*Exercise directions*. The answer must be a single number: how many lines of the entries below include "procedimiento".

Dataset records
..........

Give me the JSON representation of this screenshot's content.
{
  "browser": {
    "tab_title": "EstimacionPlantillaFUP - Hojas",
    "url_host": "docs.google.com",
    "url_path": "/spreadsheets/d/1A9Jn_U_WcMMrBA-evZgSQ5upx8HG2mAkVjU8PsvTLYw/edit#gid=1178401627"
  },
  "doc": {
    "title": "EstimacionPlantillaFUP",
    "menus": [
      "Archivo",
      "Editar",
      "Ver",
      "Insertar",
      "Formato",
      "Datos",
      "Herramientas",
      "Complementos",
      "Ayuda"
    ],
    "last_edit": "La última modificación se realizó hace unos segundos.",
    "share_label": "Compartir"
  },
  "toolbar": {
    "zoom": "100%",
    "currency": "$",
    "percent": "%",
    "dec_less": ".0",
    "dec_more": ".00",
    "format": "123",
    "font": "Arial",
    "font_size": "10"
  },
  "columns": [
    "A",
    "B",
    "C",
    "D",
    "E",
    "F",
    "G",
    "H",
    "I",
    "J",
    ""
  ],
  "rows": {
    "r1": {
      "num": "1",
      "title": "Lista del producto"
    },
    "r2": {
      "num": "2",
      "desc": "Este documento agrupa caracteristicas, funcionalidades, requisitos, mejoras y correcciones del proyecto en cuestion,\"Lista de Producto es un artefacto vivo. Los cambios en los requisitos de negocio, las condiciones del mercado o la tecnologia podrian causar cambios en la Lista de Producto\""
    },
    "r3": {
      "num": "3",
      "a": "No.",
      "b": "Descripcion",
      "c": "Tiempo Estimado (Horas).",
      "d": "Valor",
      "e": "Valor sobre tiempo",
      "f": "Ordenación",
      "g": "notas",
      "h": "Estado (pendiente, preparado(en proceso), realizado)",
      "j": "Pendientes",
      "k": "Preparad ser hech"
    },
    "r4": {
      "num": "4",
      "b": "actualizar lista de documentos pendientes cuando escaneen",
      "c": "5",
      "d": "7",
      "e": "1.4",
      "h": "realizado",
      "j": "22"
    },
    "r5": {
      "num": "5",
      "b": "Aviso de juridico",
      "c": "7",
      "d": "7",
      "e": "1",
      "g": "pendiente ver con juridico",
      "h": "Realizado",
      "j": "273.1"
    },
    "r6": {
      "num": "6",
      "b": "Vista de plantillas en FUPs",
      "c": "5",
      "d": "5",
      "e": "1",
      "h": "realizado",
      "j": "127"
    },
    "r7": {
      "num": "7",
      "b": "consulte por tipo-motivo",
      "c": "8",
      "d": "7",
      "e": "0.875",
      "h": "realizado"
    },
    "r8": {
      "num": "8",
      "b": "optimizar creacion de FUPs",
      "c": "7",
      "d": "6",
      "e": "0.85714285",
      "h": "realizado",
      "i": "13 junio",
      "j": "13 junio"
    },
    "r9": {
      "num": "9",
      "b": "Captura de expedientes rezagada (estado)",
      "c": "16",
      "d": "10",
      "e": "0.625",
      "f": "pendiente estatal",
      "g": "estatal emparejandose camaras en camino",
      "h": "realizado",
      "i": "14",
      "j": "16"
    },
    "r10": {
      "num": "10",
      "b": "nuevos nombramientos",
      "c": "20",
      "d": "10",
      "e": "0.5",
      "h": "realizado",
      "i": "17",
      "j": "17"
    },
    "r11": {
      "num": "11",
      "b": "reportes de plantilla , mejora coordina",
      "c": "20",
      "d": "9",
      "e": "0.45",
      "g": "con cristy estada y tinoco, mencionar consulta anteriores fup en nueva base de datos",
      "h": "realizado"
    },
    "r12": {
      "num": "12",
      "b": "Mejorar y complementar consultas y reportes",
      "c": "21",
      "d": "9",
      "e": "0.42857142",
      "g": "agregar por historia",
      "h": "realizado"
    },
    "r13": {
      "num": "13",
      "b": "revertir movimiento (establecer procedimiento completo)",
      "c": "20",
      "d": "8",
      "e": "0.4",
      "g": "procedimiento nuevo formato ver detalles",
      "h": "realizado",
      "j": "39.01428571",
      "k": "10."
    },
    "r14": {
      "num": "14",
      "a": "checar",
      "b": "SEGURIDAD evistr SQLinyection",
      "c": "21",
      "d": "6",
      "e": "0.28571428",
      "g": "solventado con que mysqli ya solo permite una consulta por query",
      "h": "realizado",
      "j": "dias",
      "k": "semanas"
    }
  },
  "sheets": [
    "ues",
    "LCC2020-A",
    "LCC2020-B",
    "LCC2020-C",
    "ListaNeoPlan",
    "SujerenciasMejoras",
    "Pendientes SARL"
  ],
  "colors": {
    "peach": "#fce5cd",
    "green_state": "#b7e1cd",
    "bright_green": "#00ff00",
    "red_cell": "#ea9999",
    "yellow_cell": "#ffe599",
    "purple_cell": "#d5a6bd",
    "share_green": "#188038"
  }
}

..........

*Solution*. 2